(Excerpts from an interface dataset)

------------------------------------

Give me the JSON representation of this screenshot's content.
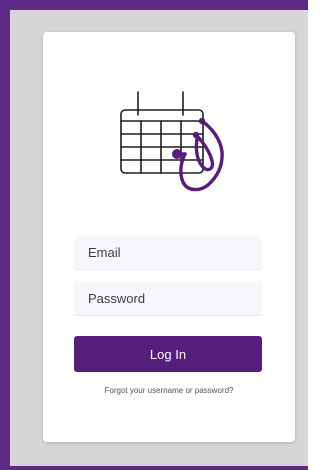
{
  "login": {
    "logo_icon": "calendar-stethoscope-icon",
    "email_placeholder": "Email",
    "password_placeholder": "Password",
    "login_label": "Log In",
    "forgot_link": "Forgot your username or password?"
  },
  "colors": {
    "brand_purple": "#541e7a",
    "frame_purple": "#5c2a84",
    "backdrop_gray": "#d6d5d8",
    "field_background": "#f6f7fb"
  }
}
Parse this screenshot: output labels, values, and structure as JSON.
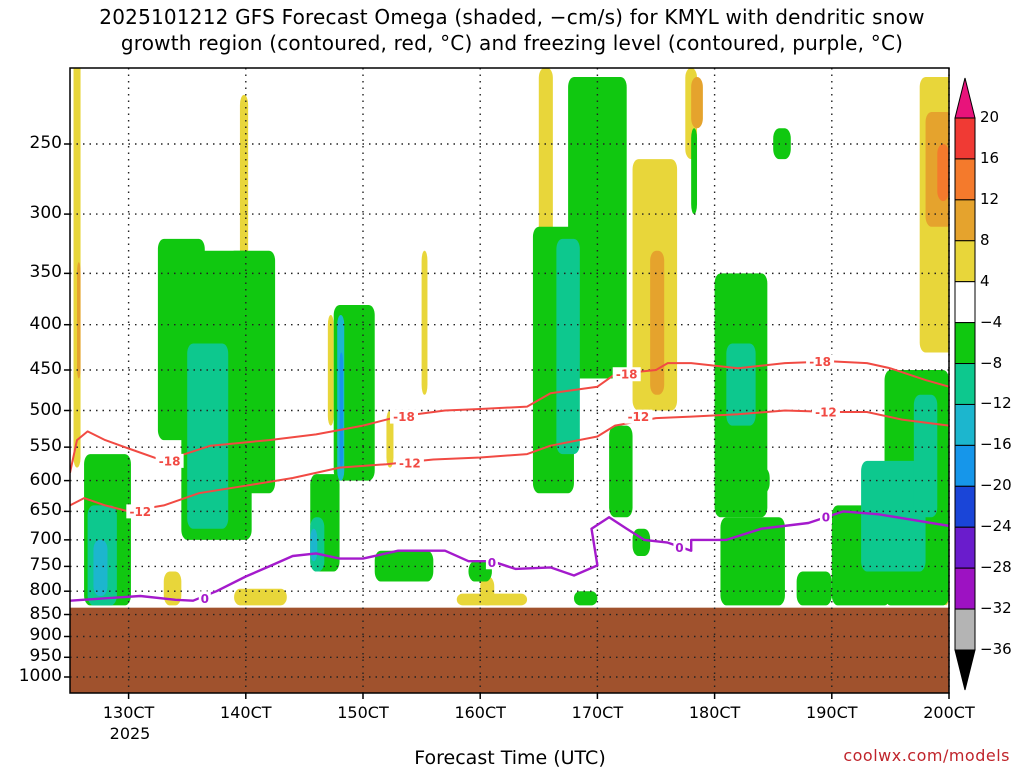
{
  "title": {
    "line1": "2025101212 GFS Forecast Omega (shaded, −cm/s) for KMYL with dendritic snow",
    "line2": "growth region (contoured, red, °C) and freezing level (contoured, purple, °C)"
  },
  "credit": "coolwx.com/models",
  "chart_data": {
    "type": "heatmap",
    "xlabel": "Forecast Time (UTC)",
    "year_label": "2025",
    "x_ticks": [
      "130CT",
      "140CT",
      "150CT",
      "160CT",
      "170CT",
      "180CT",
      "190CT",
      "200CT"
    ],
    "x_range_days": [
      12.5,
      20.0
    ],
    "y_ticks": [
      250,
      300,
      350,
      400,
      450,
      500,
      550,
      600,
      650,
      700,
      750,
      800,
      850,
      900,
      950,
      1000
    ],
    "y_range_hpa": [
      200,
      1050
    ],
    "grid": true,
    "terrain_below_hpa": 835,
    "terrain_color": "#a0522d",
    "colorbar": {
      "labels": [
        "20",
        "16",
        "12",
        "8",
        "4",
        "−4",
        "−8",
        "−12",
        "−16",
        "−20",
        "−24",
        "−28",
        "−32",
        "−36"
      ],
      "bins": [
        {
          "range": [
            20,
            999
          ],
          "color": "#e8137b"
        },
        {
          "range": [
            16,
            20
          ],
          "color": "#f03a34"
        },
        {
          "range": [
            12,
            16
          ],
          "color": "#f47a2c"
        },
        {
          "range": [
            8,
            12
          ],
          "color": "#e5a32d"
        },
        {
          "range": [
            4,
            8
          ],
          "color": "#e8d63a"
        },
        {
          "range": [
            -4,
            4
          ],
          "color": "#ffffff"
        },
        {
          "range": [
            -8,
            -4
          ],
          "color": "#10c810"
        },
        {
          "range": [
            -12,
            -8
          ],
          "color": "#0dc88e"
        },
        {
          "range": [
            -16,
            -12
          ],
          "color": "#1cb6ce"
        },
        {
          "range": [
            -20,
            -16
          ],
          "color": "#1696ea"
        },
        {
          "range": [
            -24,
            -20
          ],
          "color": "#1a45d8"
        },
        {
          "range": [
            -28,
            -24
          ],
          "color": "#6a1ccc"
        },
        {
          "range": [
            -32,
            -28
          ],
          "color": "#9d12c2"
        },
        {
          "range": [
            -36,
            -32
          ],
          "color": "#b4b4b4"
        },
        {
          "range": [
            -999,
            -36
          ],
          "color": "#000000"
        }
      ]
    },
    "omega_regions": [
      {
        "name": "yellow",
        "color": "#e8d63a",
        "value": 5,
        "x": 12.53,
        "w": 0.06,
        "p0": 200,
        "p1": 580
      },
      {
        "name": "yellow",
        "color": "#e8d63a",
        "value": 5,
        "x": 13.95,
        "w": 0.07,
        "p0": 220,
        "p1": 350
      },
      {
        "name": "yellow",
        "color": "#e8d63a",
        "value": 5,
        "x": 14.7,
        "w": 0.05,
        "p0": 390,
        "p1": 520
      },
      {
        "name": "yellow",
        "color": "#e8d63a",
        "value": 5,
        "x": 13.3,
        "w": 0.15,
        "p0": 760,
        "p1": 830
      },
      {
        "name": "yellow",
        "color": "#e8d63a",
        "value": 5,
        "x": 13.9,
        "w": 0.45,
        "p0": 795,
        "p1": 830
      },
      {
        "name": "yellow",
        "color": "#e8d63a",
        "value": 5,
        "x": 15.8,
        "w": 0.6,
        "p0": 805,
        "p1": 830
      },
      {
        "name": "yellow",
        "color": "#e8d63a",
        "value": 5,
        "x": 16.0,
        "w": 0.12,
        "p0": 770,
        "p1": 830
      },
      {
        "name": "yellow",
        "color": "#e8d63a",
        "value": 5,
        "x": 15.5,
        "w": 0.05,
        "p0": 330,
        "p1": 480
      },
      {
        "name": "yellow",
        "color": "#e8d63a",
        "value": 5,
        "x": 15.2,
        "w": 0.06,
        "p0": 500,
        "p1": 580
      },
      {
        "name": "yellow",
        "color": "#e8d63a",
        "value": 5,
        "x": 16.5,
        "w": 0.12,
        "p0": 205,
        "p1": 460
      },
      {
        "name": "yellow",
        "color": "#e8d63a",
        "value": 5,
        "x": 17.3,
        "w": 0.38,
        "p0": 260,
        "p1": 500
      },
      {
        "name": "yellow",
        "color": "#e8d63a",
        "value": 5,
        "x": 17.75,
        "w": 0.1,
        "p0": 205,
        "p1": 260
      },
      {
        "name": "yellow",
        "color": "#e8d63a",
        "value": 5,
        "x": 17.55,
        "w": 0.1,
        "p0": 435,
        "p1": 480
      },
      {
        "name": "yellow",
        "color": "#e8d63a",
        "value": 5,
        "x": 18.3,
        "w": 0.07,
        "p0": 510,
        "p1": 550
      },
      {
        "name": "yellow",
        "color": "#e8d63a",
        "value": 5,
        "x": 19.75,
        "w": 0.45,
        "p0": 210,
        "p1": 430
      },
      {
        "name": "yellow",
        "color": "#e8d63a",
        "value": 5,
        "x": 19.62,
        "w": 0.12,
        "p0": 500,
        "p1": 540
      },
      {
        "name": "yellow",
        "color": "#e8d63a",
        "value": 5,
        "x": 19.95,
        "w": 0.05,
        "p0": 760,
        "p1": 830
      },
      {
        "name": "gold",
        "color": "#e5a32d",
        "value": 10,
        "x": 17.45,
        "w": 0.12,
        "p0": 330,
        "p1": 480
      },
      {
        "name": "gold",
        "color": "#e5a32d",
        "value": 10,
        "x": 17.8,
        "w": 0.1,
        "p0": 210,
        "p1": 240
      },
      {
        "name": "gold",
        "color": "#e5a32d",
        "value": 10,
        "x": 19.8,
        "w": 0.3,
        "p0": 230,
        "p1": 310
      },
      {
        "name": "gold",
        "color": "#e5a32d",
        "value": 10,
        "x": 12.56,
        "w": 0.03,
        "p0": 340,
        "p1": 460
      },
      {
        "name": "orange",
        "color": "#f47a2c",
        "value": 14,
        "x": 19.9,
        "w": 0.1,
        "p0": 250,
        "p1": 290
      },
      {
        "name": "green",
        "color": "#10c810",
        "value": -6,
        "x": 12.62,
        "w": 0.4,
        "p0": 560,
        "p1": 830
      },
      {
        "name": "green",
        "color": "#10c810",
        "value": -6,
        "x": 13.25,
        "w": 0.4,
        "p0": 320,
        "p1": 540
      },
      {
        "name": "green",
        "color": "#10c810",
        "value": -6,
        "x": 13.45,
        "w": 0.6,
        "p0": 330,
        "p1": 700
      },
      {
        "name": "green",
        "color": "#10c810",
        "value": -6,
        "x": 13.85,
        "w": 0.4,
        "p0": 330,
        "p1": 620
      },
      {
        "name": "green",
        "color": "#10c810",
        "value": -6,
        "x": 14.55,
        "w": 0.25,
        "p0": 590,
        "p1": 760
      },
      {
        "name": "green",
        "color": "#10c810",
        "value": -6,
        "x": 14.75,
        "w": 0.35,
        "p0": 380,
        "p1": 600
      },
      {
        "name": "green",
        "color": "#10c810",
        "value": -6,
        "x": 15.1,
        "w": 0.5,
        "p0": 720,
        "p1": 780
      },
      {
        "name": "green",
        "color": "#10c810",
        "value": -6,
        "x": 15.9,
        "w": 0.2,
        "p0": 740,
        "p1": 780
      },
      {
        "name": "green",
        "color": "#10c810",
        "value": -6,
        "x": 16.45,
        "w": 0.35,
        "p0": 310,
        "p1": 620
      },
      {
        "name": "green",
        "color": "#10c810",
        "value": -6,
        "x": 16.75,
        "w": 0.5,
        "p0": 210,
        "p1": 460
      },
      {
        "name": "green",
        "color": "#10c810",
        "value": -6,
        "x": 16.8,
        "w": 0.2,
        "p0": 800,
        "p1": 830
      },
      {
        "name": "green",
        "color": "#10c810",
        "value": -6,
        "x": 17.1,
        "w": 0.2,
        "p0": 520,
        "p1": 660
      },
      {
        "name": "green",
        "color": "#10c810",
        "value": -6,
        "x": 17.3,
        "w": 0.15,
        "p0": 680,
        "p1": 730
      },
      {
        "name": "green",
        "color": "#10c810",
        "value": -6,
        "x": 17.8,
        "w": 0.05,
        "p0": 240,
        "p1": 300
      },
      {
        "name": "green",
        "color": "#10c810",
        "value": -6,
        "x": 18.0,
        "w": 0.45,
        "p0": 350,
        "p1": 660
      },
      {
        "name": "green",
        "color": "#10c810",
        "value": -6,
        "x": 18.05,
        "w": 0.55,
        "p0": 660,
        "p1": 830
      },
      {
        "name": "green",
        "color": "#10c810",
        "value": -6,
        "x": 18.5,
        "w": 0.15,
        "p0": 240,
        "p1": 260
      },
      {
        "name": "green",
        "color": "#10c810",
        "value": -6,
        "x": 18.7,
        "w": 0.3,
        "p0": 760,
        "p1": 830
      },
      {
        "name": "green",
        "color": "#10c810",
        "value": -6,
        "x": 19.0,
        "w": 0.5,
        "p0": 640,
        "p1": 830
      },
      {
        "name": "green",
        "color": "#10c810",
        "value": -6,
        "x": 19.45,
        "w": 0.55,
        "p0": 450,
        "p1": 830
      },
      {
        "name": "green",
        "color": "#10c810",
        "value": -6,
        "x": 18.35,
        "w": 0.12,
        "p0": 580,
        "p1": 620
      },
      {
        "name": "teal",
        "color": "#0dc88e",
        "value": -10,
        "x": 12.65,
        "w": 0.25,
        "p0": 640,
        "p1": 830
      },
      {
        "name": "teal",
        "color": "#0dc88e",
        "value": -10,
        "x": 13.5,
        "w": 0.35,
        "p0": 420,
        "p1": 680
      },
      {
        "name": "teal",
        "color": "#0dc88e",
        "value": -10,
        "x": 14.55,
        "w": 0.12,
        "p0": 660,
        "p1": 760
      },
      {
        "name": "teal",
        "color": "#0dc88e",
        "value": -10,
        "x": 16.65,
        "w": 0.2,
        "p0": 320,
        "p1": 560
      },
      {
        "name": "teal",
        "color": "#0dc88e",
        "value": -10,
        "x": 18.1,
        "w": 0.25,
        "p0": 420,
        "p1": 520
      },
      {
        "name": "teal",
        "color": "#0dc88e",
        "value": -10,
        "x": 19.25,
        "w": 0.55,
        "p0": 570,
        "p1": 760
      },
      {
        "name": "teal",
        "color": "#0dc88e",
        "value": -10,
        "x": 19.7,
        "w": 0.2,
        "p0": 480,
        "p1": 660
      },
      {
        "name": "cyan",
        "color": "#1cb6ce",
        "value": -14,
        "x": 12.7,
        "w": 0.12,
        "p0": 700,
        "p1": 810
      },
      {
        "name": "cyan",
        "color": "#1cb6ce",
        "value": -14,
        "x": 14.55,
        "w": 0.06,
        "p0": 680,
        "p1": 740
      },
      {
        "name": "cyan",
        "color": "#1cb6ce",
        "value": -14,
        "x": 14.78,
        "w": 0.06,
        "p0": 390,
        "p1": 600
      },
      {
        "name": "blue",
        "color": "#1696ea",
        "value": -18,
        "x": 14.8,
        "w": 0.03,
        "p0": 430,
        "p1": 580
      }
    ],
    "contours": [
      {
        "label": "-18",
        "color": "#f14a43",
        "points": [
          [
            12.5,
            588
          ],
          [
            12.56,
            540
          ],
          [
            12.65,
            528
          ],
          [
            12.8,
            540
          ],
          [
            13.0,
            552
          ],
          [
            13.3,
            570
          ],
          [
            13.7,
            548
          ],
          [
            14.2,
            540
          ],
          [
            14.6,
            532
          ],
          [
            15.0,
            520
          ],
          [
            15.3,
            508
          ],
          [
            15.7,
            500
          ],
          [
            16.0,
            498
          ],
          [
            16.4,
            495
          ],
          [
            16.6,
            478
          ],
          [
            17.0,
            470
          ],
          [
            17.15,
            455
          ],
          [
            17.5,
            450
          ],
          [
            17.6,
            442
          ],
          [
            17.8,
            442
          ],
          [
            18.2,
            448
          ],
          [
            18.6,
            442
          ],
          [
            19.0,
            440
          ],
          [
            19.3,
            442
          ],
          [
            19.5,
            448
          ],
          [
            19.8,
            462
          ],
          [
            20.0,
            470
          ]
        ],
        "labels_at": [
          [
            13.35,
            570
          ],
          [
            15.35,
            508
          ],
          [
            17.25,
            455
          ],
          [
            18.9,
            440
          ]
        ]
      },
      {
        "label": "-12",
        "color": "#f14a43",
        "points": [
          [
            12.5,
            640
          ],
          [
            12.62,
            628
          ],
          [
            12.8,
            640
          ],
          [
            13.0,
            650
          ],
          [
            13.3,
            640
          ],
          [
            13.6,
            620
          ],
          [
            14.0,
            608
          ],
          [
            14.4,
            596
          ],
          [
            14.8,
            580
          ],
          [
            15.2,
            575
          ],
          [
            15.6,
            568
          ],
          [
            16.0,
            565
          ],
          [
            16.4,
            560
          ],
          [
            16.6,
            548
          ],
          [
            17.0,
            535
          ],
          [
            17.15,
            520
          ],
          [
            17.5,
            510
          ],
          [
            17.8,
            508
          ],
          [
            18.2,
            505
          ],
          [
            18.6,
            500
          ],
          [
            19.0,
            502
          ],
          [
            19.3,
            502
          ],
          [
            19.6,
            512
          ],
          [
            20.0,
            520
          ]
        ],
        "labels_at": [
          [
            13.1,
            650
          ],
          [
            15.4,
            573
          ],
          [
            17.35,
            508
          ],
          [
            18.95,
            502
          ]
        ]
      },
      {
        "label": "0",
        "color": "#a41acc",
        "points": [
          [
            12.5,
            820
          ],
          [
            12.8,
            815
          ],
          [
            13.1,
            810
          ],
          [
            13.4,
            818
          ],
          [
            13.55,
            820
          ],
          [
            13.75,
            800
          ],
          [
            14.0,
            770
          ],
          [
            14.2,
            750
          ],
          [
            14.4,
            730
          ],
          [
            14.6,
            725
          ],
          [
            14.8,
            735
          ],
          [
            15.0,
            735
          ],
          [
            15.3,
            720
          ],
          [
            15.7,
            720
          ],
          [
            15.9,
            740
          ],
          [
            16.1,
            740
          ],
          [
            16.3,
            755
          ],
          [
            16.6,
            752
          ],
          [
            16.8,
            768
          ],
          [
            17.0,
            748
          ],
          [
            16.95,
            680
          ],
          [
            17.1,
            660
          ],
          [
            17.25,
            680
          ],
          [
            17.4,
            700
          ],
          [
            17.6,
            705
          ],
          [
            17.8,
            720
          ],
          [
            17.8,
            700
          ],
          [
            18.1,
            700
          ],
          [
            18.4,
            680
          ],
          [
            18.8,
            670
          ],
          [
            19.1,
            650
          ],
          [
            19.4,
            655
          ],
          [
            19.7,
            665
          ],
          [
            20.0,
            675
          ]
        ],
        "labels_at": [
          [
            13.65,
            815
          ],
          [
            16.1,
            742
          ],
          [
            17.7,
            714
          ],
          [
            18.95,
            660
          ]
        ]
      }
    ]
  }
}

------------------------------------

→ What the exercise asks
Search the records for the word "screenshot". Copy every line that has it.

→ Exercise solution
Give me the JSON representation of this screenshot's content.
Parse this screenshot: output labels, values, and structure as JSON.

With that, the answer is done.